- EXERCISE REQUIREMENTS
Only the line with "Serialize everything readable" and the lines after it, to the end of the data, should appear in the answer, each reproduced exactly.

- WORKING DATA
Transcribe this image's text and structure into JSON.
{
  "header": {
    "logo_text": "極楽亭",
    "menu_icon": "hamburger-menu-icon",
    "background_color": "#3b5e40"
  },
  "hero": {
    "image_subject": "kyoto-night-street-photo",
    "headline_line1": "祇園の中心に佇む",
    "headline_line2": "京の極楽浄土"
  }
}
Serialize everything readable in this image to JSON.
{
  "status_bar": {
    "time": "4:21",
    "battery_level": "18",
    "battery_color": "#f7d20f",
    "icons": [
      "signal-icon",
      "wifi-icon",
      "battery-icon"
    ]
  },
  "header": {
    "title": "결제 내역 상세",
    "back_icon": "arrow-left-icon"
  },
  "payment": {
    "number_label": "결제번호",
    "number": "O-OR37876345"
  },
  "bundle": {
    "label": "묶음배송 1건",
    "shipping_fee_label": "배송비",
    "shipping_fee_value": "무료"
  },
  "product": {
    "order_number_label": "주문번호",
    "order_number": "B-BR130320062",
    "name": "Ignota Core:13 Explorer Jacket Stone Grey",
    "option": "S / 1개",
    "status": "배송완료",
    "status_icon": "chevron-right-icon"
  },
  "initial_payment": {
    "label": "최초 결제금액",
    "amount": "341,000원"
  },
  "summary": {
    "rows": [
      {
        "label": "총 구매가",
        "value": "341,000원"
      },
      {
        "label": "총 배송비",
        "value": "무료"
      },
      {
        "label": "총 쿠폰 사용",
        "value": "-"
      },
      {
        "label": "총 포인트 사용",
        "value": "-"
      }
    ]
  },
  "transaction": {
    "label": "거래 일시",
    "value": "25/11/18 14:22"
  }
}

- OUTPUT OF THE TASK
Serialize everything readable in this image to JSON.
{
  "status_bar": {
    "time": "4:21",
    "battery_level": "18",
    "battery_color": "#f7d20f",
    "icons": [
      "signal-icon",
      "wifi-icon",
      "battery-icon"
    ]
  },
  "header": {
    "title": "결제 내역 상세",
    "back_icon": "arrow-left-icon"
  },
  "payment": {
    "number_label": "결제번호",
    "number": "O-OR37876345"
  },
  "bundle": {
    "label": "묶음배송 1건",
    "shipping_fee_label": "배송비",
    "shipping_fee_value": "무료"
  },
  "product": {
    "order_number_label": "주문번호",
    "order_number": "B-BR130320062",
    "name": "Ignota Core:13 Explorer Jacket Stone Grey",
    "option": "S / 1개",
    "status": "배송완료",
    "status_icon": "chevron-right-icon"
  },
  "initial_payment": {
    "label": "최초 결제금액",
    "amount": "341,000원"
  },
  "summary": {
    "rows": [
      {
        "label": "총 구매가",
        "value": "341,000원"
      },
      {
        "label": "총 배송비",
        "value": "무료"
      },
      {
        "label": "총 쿠폰 사용",
        "value": "-"
      },
      {
        "label": "총 포인트 사용",
        "value": "-"
      }
    ]
  },
  "transaction": {
    "label": "거래 일시",
    "value": "25/11/18 14:22"
  }
}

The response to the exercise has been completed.